There’s no sugarcoating it: the ascent to Rainbow Mountain was challenging. The reason for this is twofold: one, it’s a mountain, so by definition, you’re walking uphill the majority of the way. It’s one of those hikes where you think you see the end in the distance, only for another summit to appear as soon as you get there. This continues on for the three-or-so hours it takes to reach the actual top of the mountain.
Secondly, it’s the elevation. The summit of Vinicunca is 5200m above sea level. By comparison, Australia’s highest mountain, Mount Kosciuszko, is 2228m tall, and the world’s highest, Mount Everest, is at an elevation of 8848m. Altitude sickness is a real thing and it can affect anyone – young or old, fit or unfit – which means reaching the ascent can come with a side of headaches, dizziness, lack of breath, and a sense of exhaustion that makes even standing still a challenge.
While I wasn’t affected by the headaches or the dizziness (I chewed on coca leaves, a trick the ancient Incas used for centuries), the altitude did make the walk feel like one, long arduous journey with an indeterminate end.
But – and it’s a big “but” – I’d do it all over again just to catch a glimpse of that unbelievable view one more time. It’s a stunner.
The actual “rainbow” mountain sits to the left of the path, a mesmerising swirl of colours. Like China’s Zhangye Danxia mountains, the rainbow rocks are the result of mineral and sandstone deposited over millions of years. When the tectonic plates lifted the mountain range, the layer cake of coloured rocks rose from the depths of the earth.
With a splattering of deep reds, soft blues and electric yellows, the whole scene is surreal. It looks like it shouldn’t exist, but it does, and — after an agonising hike like this one — the sight of it can overwhelm even the most unsentimental hikers. (No kidding, I cried when I got to the top.)
At the summit, you can view the entire valley in all its gobsmacking glory. The skyline is like a hit list of natural wonders: there’s a mountain-top glacier in the distance, as well as a lagoon poking its emerald head out from over the peaks and valleys. I recommend taking a well-deserved rest and just taking it all in.
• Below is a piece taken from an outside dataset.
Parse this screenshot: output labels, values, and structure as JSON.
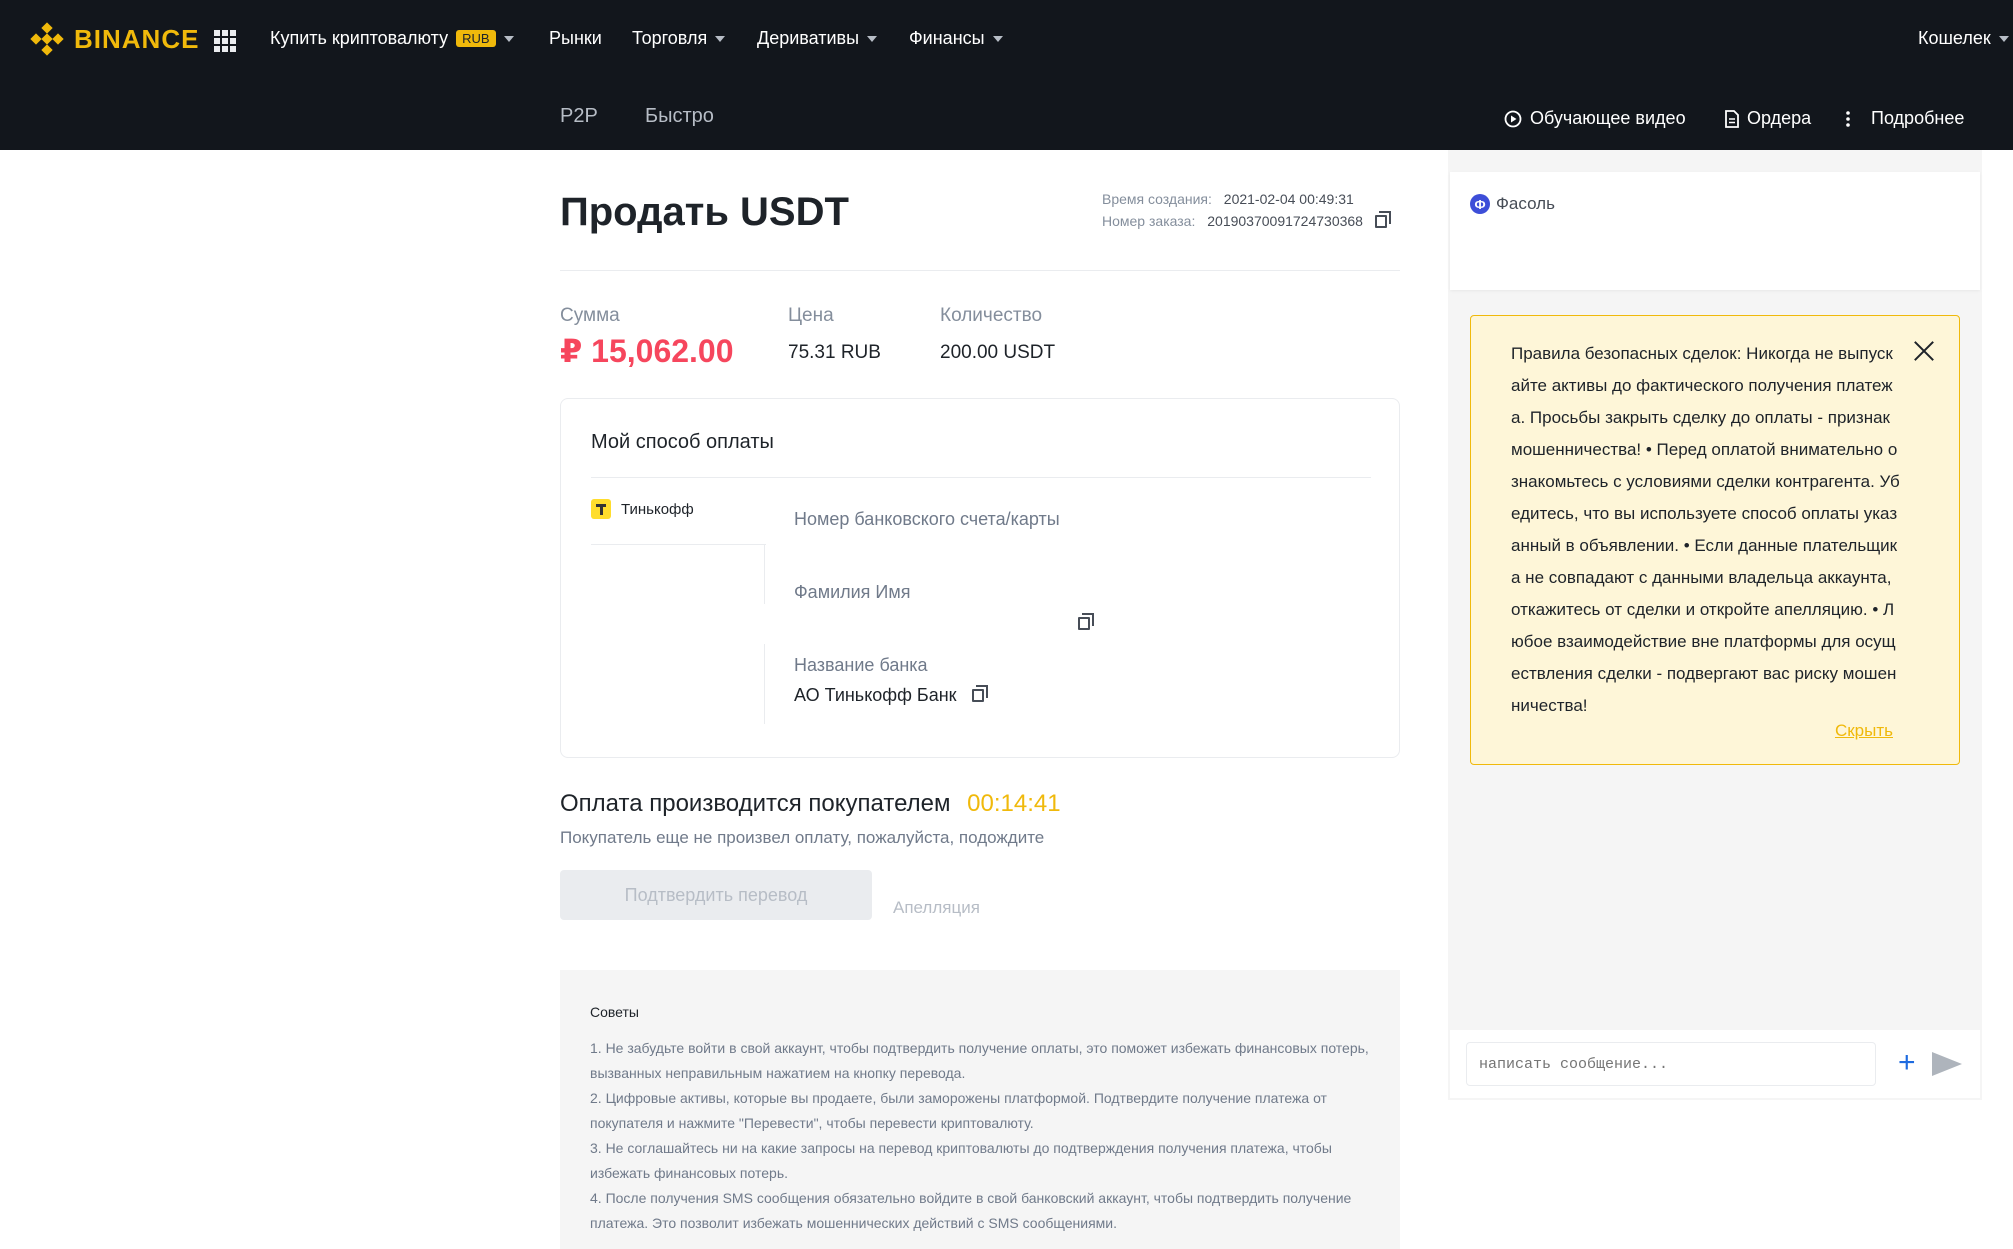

You can organise your Vinicunca day trip from any number of tour companies in Cusco (there’s a bunch surrounding the Plaza de Armas main square) and it shouldn’t cost more than about $30 (PEN80) for the entire day.
(All images: Rebecca Russo)